is actually right. He did not appear in any of these Marx Brothers films. However, the problem is that it is not the only right answer. For there was another brother who did not appear in any of these films, called
Gummo never appeared in any films. However he was part of their vaudeville act before their film career began, so you can legitimately say that he was part of the Marx Brothers. So which one do you choose ? You're faced with the experience of having to play the man and not the ball. Will your question master possibly know about Gummo's existence ? Quite possibly not, and so its safer to put Zeppo. I speak from xperience.
Advice - if the answer you want is Gummo, then ask specifically for the Marx Brother who never appeared in any of their films. If you want Zeppo, then say that he did appear in 5 of their films, but not the one in questions.
What was Zeppo Marx's unique contribution to winning the war in the pacific in 1945 ?
His engineering company manufactured the clips which held the Little Boy and Fat Man bombs in place before being dropped on Hiroshima and Nagasaki.
Alright, its not a wrong'un, but its interesting in its own right, so I couldn't resist including it.
Which was the first short cartoon to feature Mickey Mouse ?
You can forgive a question master for giving you the answer
to this question. After all, it was the first Mickey Mouse cartoon to find a distributor. It was the first Mickey Mouse cartoon to have a soundtrack - and one of the first of any cartoons to have a soundtrack. BUT - it had been preceded by two earlier silent Mickey Mouse cartoons - the Galloping Gaucho, which was made before Steamboat Willie, but released after it, and the earliest one , called
This was released in May 1928, a good six months before Steamboat Willie.
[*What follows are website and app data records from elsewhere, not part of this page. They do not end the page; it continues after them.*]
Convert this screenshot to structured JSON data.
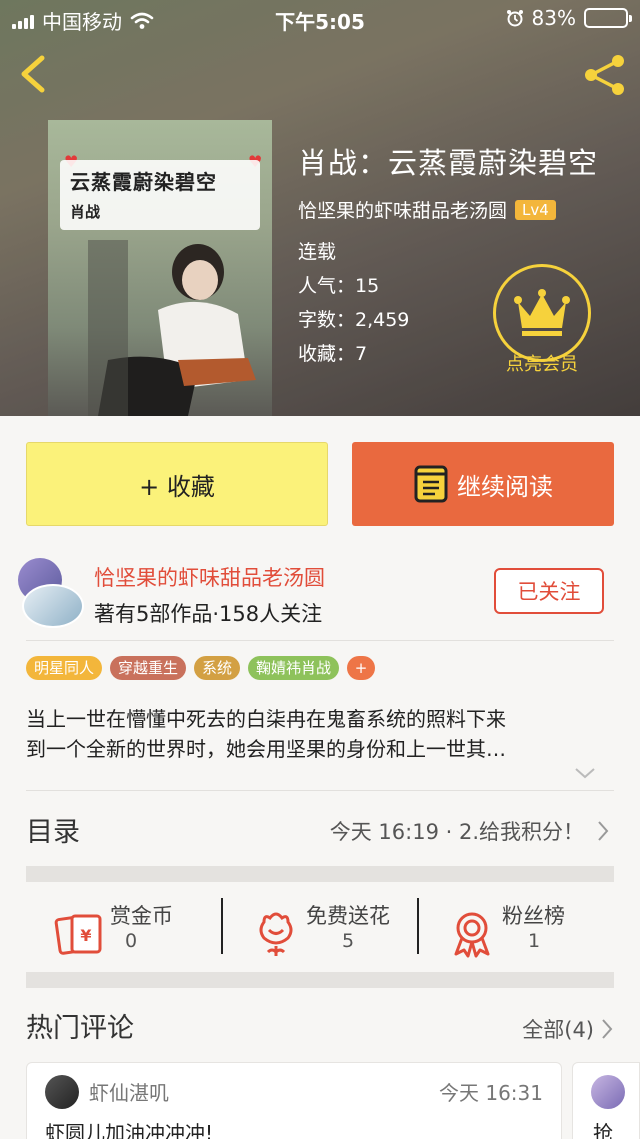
{
  "status_bar": {
    "carrier": "中国移动",
    "time": "下午5:05",
    "battery": "83%",
    "battery_level": 0.83
  },
  "book": {
    "title": "肖战：云蒸霞蔚染碧空",
    "author": "恰坚果的虾味甜品老汤圆",
    "author_level": "Lv4",
    "status": "连载",
    "popularity": "人气：15",
    "word_count": "字数：2,459",
    "favorites": "收藏：7",
    "cover": {
      "title_text": "云蒸霞蔚染碧空",
      "subtitle_text": "肖战"
    }
  },
  "vip": {
    "label": "点亮会员"
  },
  "actions": {
    "favorite_label": "+ 收藏",
    "continue_label": "继续阅读"
  },
  "author_card": {
    "name": "恰坚果的虾味甜品老汤圆",
    "subtitle": "著有5部作品·158人关注",
    "follow_label": "已关注"
  },
  "tags": [
    {
      "label": "明星同人",
      "color": "#f3b63b"
    },
    {
      "label": "穿越重生",
      "color": "#c9715c"
    },
    {
      "label": "系统",
      "color": "#d3a043"
    },
    {
      "label": "鞠婧祎肖战",
      "color": "#8ec25b"
    },
    {
      "label": "+",
      "color": "#ee7547"
    }
  ],
  "summary": {
    "line1": "当上一世在懵懂中死去的白柒冉在鬼畜系统的照料下来",
    "line2": "到一个全新的世界时，她会用坚果的身份和上一世其…"
  },
  "toc": {
    "label": "目录",
    "latest": "今天 16:19 · 2.给我积分！"
  },
  "stats": [
    {
      "label": "赏金币",
      "value": "0",
      "icon": "reward-coin-icon"
    },
    {
      "label": "免费送花",
      "value": "5",
      "icon": "flower-icon"
    },
    {
      "label": "粉丝榜",
      "value": "1",
      "icon": "fan-rank-ribbon-icon"
    }
  ],
  "comments": {
    "title": "热门评论",
    "all_label": "全部(4)",
    "items": [
      {
        "user": "虾仙湛叽",
        "time": "今天 16:31",
        "text": "虾圆儿加油冲冲冲!"
      },
      {
        "text": "抢"
      }
    ]
  },
  "colors": {
    "accent_red": "#e14d3a",
    "continue_orange": "#e9693f",
    "favorite_yellow": "#fbf27a",
    "vip_gold": "#f6d23c"
  }
}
It gained little or no interest from distributors or the public.
Advice : - Avoid confusion, and ask the question the other way around - eg - who made his first ever film appearence in Plane Crazy , in 1928 ?
How did 10CC get their name ?
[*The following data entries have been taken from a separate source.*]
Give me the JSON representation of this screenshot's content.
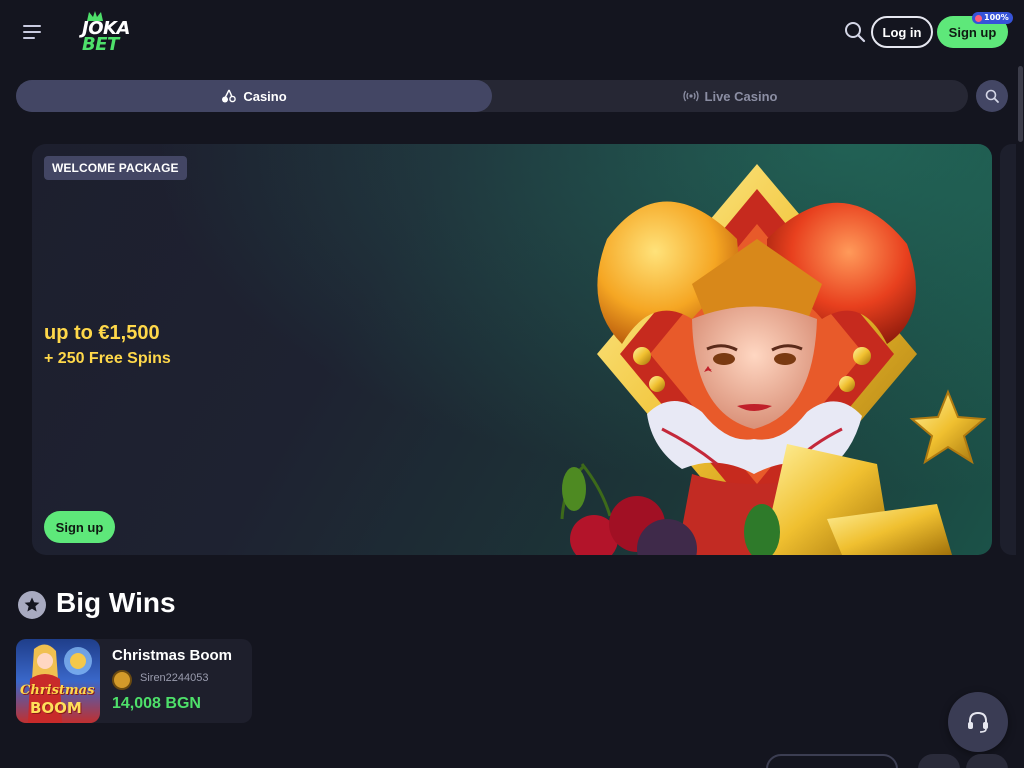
{
  "header": {
    "logo_top": "JOKA",
    "logo_bottom": "BET",
    "login_label": "Log in",
    "signup_label": "Sign up",
    "bonus_badge": "100%",
    "icons": [
      "menu-icon",
      "search-icon"
    ]
  },
  "tabs": [
    {
      "label": "Casino",
      "icon": "cherries-icon",
      "active": true
    },
    {
      "label": "Live Casino",
      "icon": "broadcast-icon",
      "active": false
    }
  ],
  "banner": {
    "tag": "WELCOME PACKAGE",
    "offer_main": "up to €1,500",
    "offer_sub": "+ 250 Free Spins",
    "cta_label": "Sign up"
  },
  "big_wins": {
    "title": "Big Wins",
    "icon": "star-icon",
    "items": [
      {
        "game": "Christmas Boom",
        "thumb_line1": "Christmas",
        "thumb_line2": "BOOM",
        "user": "Siren2244053",
        "amount": "14,008 BGN"
      }
    ]
  },
  "support": {
    "icon": "headset-icon"
  },
  "colors": {
    "background": "#14151f",
    "accent_green": "#5ee87a",
    "offer_yellow": "#ffd84a",
    "tab_active": "#434664",
    "badge_blue": "#3653d8"
  }
}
This one comes from the Department of Tenacious Urban Myths. This is the answer the question master will give you : -
The name denoted the average amount of a single human ejaculation
You can see why this one appeals to a certain type of question master. Yet my medical contacts inform me that the average volume of the above is much closer to 3cc. The real answer, according to band members is this : -
The name was made up by then manager Jonathan King, and he claimed he had seen it in a dream, in which the band’s name were on a massive posted outside a stadium.
Interesting ( if true ) but nothing like as funny
Advice – there’s enough naughty questions out there you can ask – this one probably should be avoided now.
Serial killer Charles Manson auditioned for which TV show ?
Wouldn’t it be ironic if psychotic Charlie Manson had auditioned for the madcap , cute and cuddly zaniness that was
Well, some question masters will tell you that he did. Unfortunately for them it is a matter of record that Manson was in prison when the auditions actually took place. Who started the rumour ? Who knows, but it stands right up there in the wrong’uns hall of Fame with the Captain Pugwash , Baker Street/Bob Holness, and Clint Eastwood /Stan Lauel myths.
Advice- Use it as a true or false question , and explain why its false when you give the answer .
What is the song “Puff The Magic Dragon” Really About ?
Put it all together – It was the 60’s – the title has the words – puff – and – magic – in it . Isn’t it obvious ? The answer often given is
Marijuana / cannabis / illegal substances of some or other kind.
Well, believe it or not , some things are as innocent as they seem, and this was one of them. Puff the Magic Dragon is actually a song about
Er – a magic dragon who is called Puff
The song was written by Peter Yarrow – the Peter part of Peter, Paul and Mary who recorded the song. He based the lyric on a poem written by a University friend, Leonard Lipton – who actually wrote it in 1959 – and it is exactly what it seems, a song about the end of childhood and the loss of innocence. Lipton was inspired by an Ogden Nash poem – “ Really – O Truly – O Dragon”
Advice – Use it as a true or false question – and make it clear that the answer is false.
Well that's the first installment - watch this space for more.